Objective: To determine if age and comorbid conditions effect outcomes in children undergoing supraglottoplasty for severe laryngomalacia. Design: Retrospective study. Setting: Urban tertiary-care children's hospital. Patients: Children undergoing supraglottoplasty for severe laryngomalacia between February 2004 and July 2008. 56 patients were identified. Outcome measures: Persistence of upper airway obstruction, revision surgery (supraglottoplasty), and additional surgery (tracheostomy). Results: 33/56 (58.9%) patients had no comorbid conditions and 23/56 (41.1%) patients had comorbid conditions. In noncomorbid patients, 36.4% of those less than 2 months of age at the time of surgery required revision supraglottoplasty, compared to 5.3% of patients between 2 and 10 months (p<0.05). Compared to the 2-10-month age group, there was a significantly higher percentage of patients with comorbid conditions in the >10-month group (32.1% vs. 79%, p<0.01). Patients with comorbid conditions were diagnosed at a significantly later age than those without (6. mo vs. 2. mo, respectively), and had significantly higher rates of revision supraglottoplasty (47.8% vs. 18.2%) and tracheostomy (39.1% vs. 0.0%). 70% of children with neurological conditions required revision surgery, with 60% requiring tracheostomy. The revision surgery and tracheostomy rates were significantly higher compared to the noncomorbid group (p<0.01 and p<0.0001). Children with cardiac conditions had a higher rate of tracheostomy than noncomorbid children (30% vs. 0%, p<0.01). 16.7% of children with genetic conditions required supraglottoplasty, and none required tracheostomy. Conclusions: In noncomorbid patients, those undergoing supraglottoplasty less than 2 months of age had a significantly higher rate of revision supraglottoplasty. Patients with neurologic and cardiac comorbidities require tracheostomy at a significantly higher rate than noncomorbid patients.

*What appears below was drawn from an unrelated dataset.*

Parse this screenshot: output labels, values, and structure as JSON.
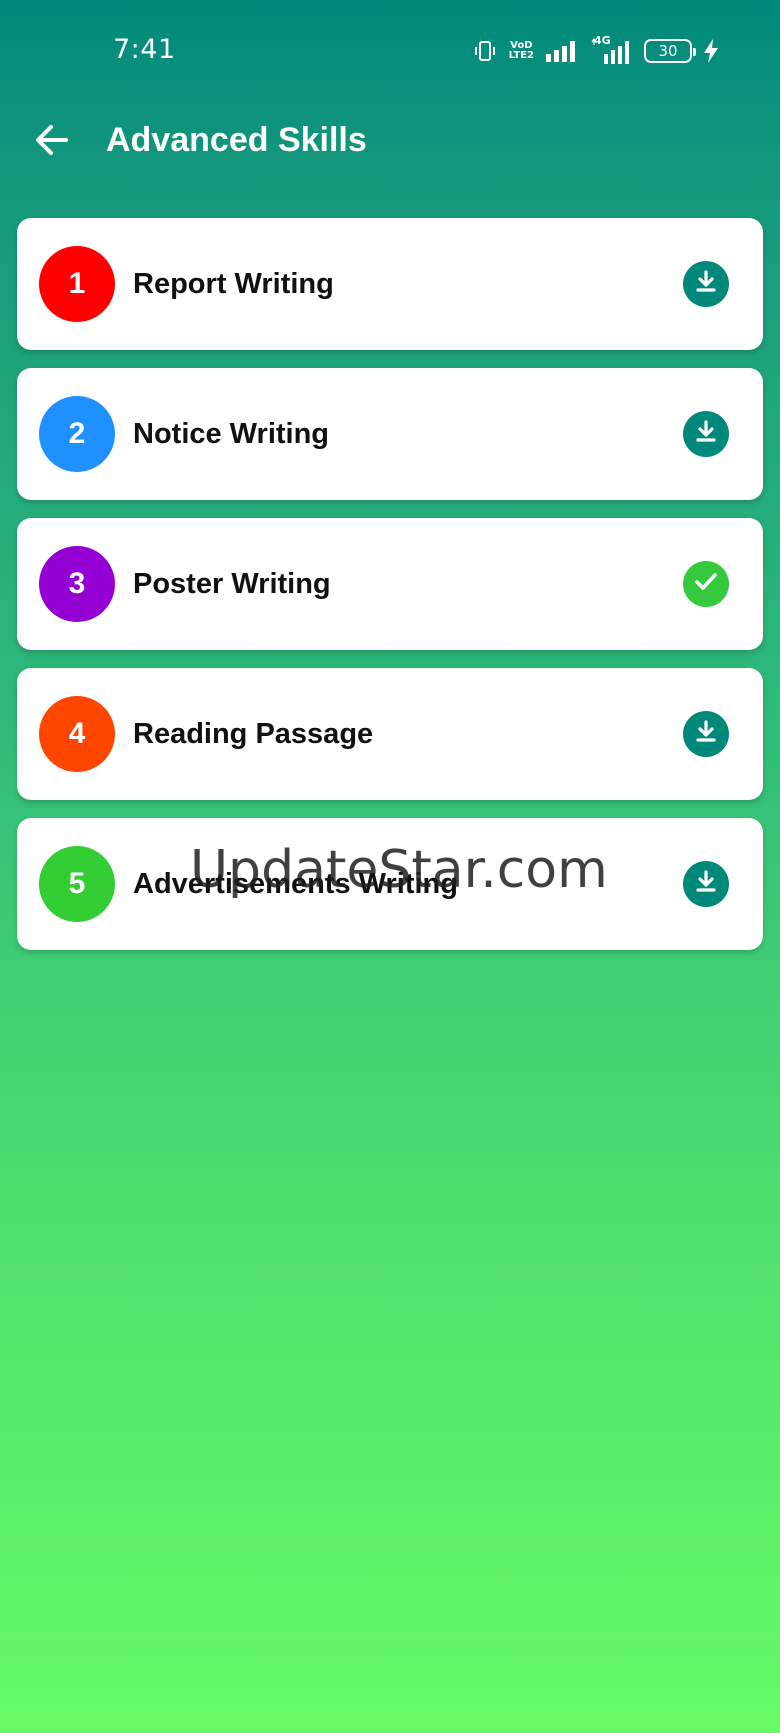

|Original language||English (US)|
|Number of pages||5|
|Journal||International journal of pediatric otorhinolaryngology|
|State||Published - Mar 2010|
ASJC Scopus subject areas
- Pediatrics, Perinatology, and Child Health